Christian-Muslim Relations, a Bibliographical History, Volume 11 (CMR 11) covering South and East Asia, Africa and the Americas in the period 1600-1700, is a continuing volume in a history of relations between the two faiths from the 7th to the early 20th century as this is reflected in written works. It comprises introductory essays and the main body of entries which treat all the works, surviving or lost, that are recorded. These entries provide biographical details of the authors, descriptions and assessments of their works, and complete accounts of publications and studies. The result of collaboration between numerous leading scholars,
CMR 11, along with the other volumes in this series, is intended as a basic tool for research in Christian-Muslim relations.
Clinton Bennett, Luis F. Bernabe Pons, Jaco Beyers, Lejla Demiri, Martha Frederiks, David D. Grafton, Stanisław Grodź, Alan Guenther, Emma Gaze Loghin, Gordon Nickel, Claire Norton, Reza Pourjavady, Douglas Pratt, Radu Păun, Peter Riddell, Umar Ryad, Mehdi Sajid, Cornelia Soldat, Karel Steenbrink, Davide Tacchini, Ann Thomson, Serge Traore, Carsten Walbiner
David Thomas, PhD (1983) in Islamic Studies, University of Lancaster, is Professor of Christianity and Islam and Nadir Dinshaw Professor of Inter Religious Relations at the University of Birmingham. Among his most recent works are
The Polemical Works of ʿAlī al-Ṭabarī (Brill, 2016) and
CMR vols 1-8 (Brill, 2009-16).
John Chesworth, PhD (2008) in Religious Studies, University of Birmingham, is Research Officer for
Christian-Muslim Relations. A Bibliographical History 1500-1900 at the University of Birmingham.
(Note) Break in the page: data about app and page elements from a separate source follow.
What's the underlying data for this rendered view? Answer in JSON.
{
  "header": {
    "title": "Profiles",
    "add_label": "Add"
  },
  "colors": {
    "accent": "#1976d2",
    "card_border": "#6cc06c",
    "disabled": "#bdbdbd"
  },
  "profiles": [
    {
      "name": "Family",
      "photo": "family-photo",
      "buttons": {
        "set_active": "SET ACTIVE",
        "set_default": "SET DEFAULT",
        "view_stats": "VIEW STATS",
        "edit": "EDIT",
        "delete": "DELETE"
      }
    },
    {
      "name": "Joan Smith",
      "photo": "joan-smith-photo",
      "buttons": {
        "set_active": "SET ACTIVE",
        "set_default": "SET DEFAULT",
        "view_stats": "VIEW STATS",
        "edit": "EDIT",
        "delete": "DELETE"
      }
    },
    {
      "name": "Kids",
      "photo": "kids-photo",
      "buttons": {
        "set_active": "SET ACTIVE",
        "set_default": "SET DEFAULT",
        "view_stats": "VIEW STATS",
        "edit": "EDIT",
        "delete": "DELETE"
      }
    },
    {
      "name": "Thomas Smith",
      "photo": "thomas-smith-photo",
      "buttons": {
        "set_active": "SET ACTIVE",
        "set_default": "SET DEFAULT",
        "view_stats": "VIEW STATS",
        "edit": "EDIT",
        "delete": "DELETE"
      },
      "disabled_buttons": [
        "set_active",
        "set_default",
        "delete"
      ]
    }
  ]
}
He has published on Christian-Muslim Relations in Africa and Europe, and co-edited
The character of Christian-Muslim Encounter (Brill, 2015) and also
CMR vols 6-8 (Brill, 2014-16).
'Apart from analyzing the vast corpus of works on Christian-Muslim relations between 1600 and 1700, this higly informative volume also carries the following four valuable articles: (i) Peter Riddell, ‘Christian Muslim Relations in the 17th Century’, (ii) B.W. Andaya, ‘Islam and Christianity in South-East Asia 1600-1700’, (iii) Martha Frederiks, ‘Enforced Migration: An Indian Ocean Africa Narrative’ and (iv) David D. Grafton, ‘Enforced Migration: An Atlantic Narrative in Christian Relations’. The coverage of the material is amazingly extensive for which the editors deserve every credit'.
Abdur Raheem Kidwai, Aligarh Muslim University, India, in
The Muslim World Book Review 38-2, 2018, p. 76
Specialists in the history of Christian-Muslim relations, Islamicists, scholars of the Reformation and Enlightenment, specialists in South and East Asian religious history, Africanists, textual specialists, theologians and historians.